A happy consequence of the media exposure I have received is that all sorts of people contact me when they have questions about déjà vu. Often, people want to find out about personal experiences they or those they know have had, but every now and again, school students will contact me for help with their projects.

One student who contacted me earlier this year was Cyril Vivek Subramanian, from Sydney. Cyril Vivek was researching a video to enter for the University of Sydney Sleek Geeks Science Eureka Prize, and I had a couple of conversations with him and his mother via email and Skype to help him with this. He was keen to do a lot of background research himself, and I found myself thankful for being able to refer him to the Frontiers for Young Minds article I’d previously written with Julia Teale.

The video didn’t end up being shortlisted, but I was thoroughly impressed with it, and delighted to be able to share it here. It is always great to be able to guide and work with young people, and a privilege to see students like Cyril Vivek excited about science and able to communicate it so well. Bravo!

2 thoughts on “Science Communication

  1. Decision tree neurons combined with some connectionist architecture seems like a very powerful model to me. Any time you run into an inconsistency you can simply add another branch to the tree and resolve the issue. And actually some of the very greedy (fast) tree learning algorithms give you good generalization. In part because the trees are larger than with something more sophisticated like ID3.
    Anyway, don’t mind me and my stream of consciousness comments.

    Reply

Leave a reply

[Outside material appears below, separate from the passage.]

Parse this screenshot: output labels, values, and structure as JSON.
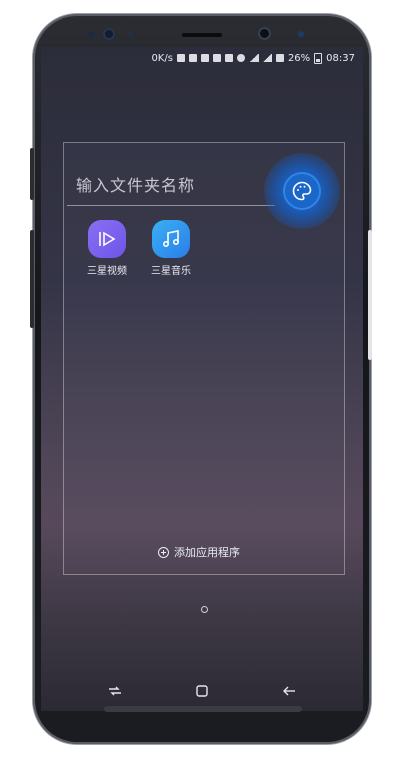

<a href="" title=""> <abbr title=""> <acronym title=""> <b> <blockquote cite=""> <cite> <code> <del datetime=""> <em> <i> <q cite=""> <s> <strike> <strong> 

required


*